What the task asks >> Find the string "icon" in the records. Copy every line it appears in.

Records provided >>
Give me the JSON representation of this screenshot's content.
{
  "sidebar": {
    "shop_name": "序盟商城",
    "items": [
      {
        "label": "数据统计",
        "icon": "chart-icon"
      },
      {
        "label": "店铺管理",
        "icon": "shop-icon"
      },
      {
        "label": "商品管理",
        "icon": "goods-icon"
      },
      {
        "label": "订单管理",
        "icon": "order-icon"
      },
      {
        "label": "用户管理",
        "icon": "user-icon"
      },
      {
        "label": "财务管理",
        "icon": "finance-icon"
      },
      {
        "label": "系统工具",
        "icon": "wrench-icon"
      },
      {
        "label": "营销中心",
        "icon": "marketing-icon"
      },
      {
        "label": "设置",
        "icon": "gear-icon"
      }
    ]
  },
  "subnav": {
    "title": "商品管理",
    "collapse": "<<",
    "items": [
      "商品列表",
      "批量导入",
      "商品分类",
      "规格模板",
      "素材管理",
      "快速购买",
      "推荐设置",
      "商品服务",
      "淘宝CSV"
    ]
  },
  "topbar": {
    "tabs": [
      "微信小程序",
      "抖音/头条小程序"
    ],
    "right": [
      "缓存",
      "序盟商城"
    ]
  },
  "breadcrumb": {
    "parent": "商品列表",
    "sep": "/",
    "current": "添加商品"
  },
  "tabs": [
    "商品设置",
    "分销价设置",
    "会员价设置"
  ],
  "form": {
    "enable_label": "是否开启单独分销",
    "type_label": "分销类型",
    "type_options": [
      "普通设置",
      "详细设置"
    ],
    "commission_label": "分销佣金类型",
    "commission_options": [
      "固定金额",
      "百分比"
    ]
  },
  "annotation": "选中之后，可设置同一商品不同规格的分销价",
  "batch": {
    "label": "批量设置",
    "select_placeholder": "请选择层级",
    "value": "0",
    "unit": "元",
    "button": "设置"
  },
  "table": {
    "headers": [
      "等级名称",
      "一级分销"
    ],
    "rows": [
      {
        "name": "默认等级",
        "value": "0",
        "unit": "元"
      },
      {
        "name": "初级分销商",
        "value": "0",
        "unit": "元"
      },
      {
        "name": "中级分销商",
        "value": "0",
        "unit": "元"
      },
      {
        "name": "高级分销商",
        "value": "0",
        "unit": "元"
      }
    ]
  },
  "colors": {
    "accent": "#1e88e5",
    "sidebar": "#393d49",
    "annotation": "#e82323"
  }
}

Exercise result >>
        "icon": "chart-icon"
        "icon": "shop-icon"
        "icon": "goods-icon"
        "icon": "order-icon"
        "icon": "user-icon"
        "icon": "finance-icon"
        "icon": "wrench-icon"
        "icon": "marketing-icon"
        "icon": "gear-icon"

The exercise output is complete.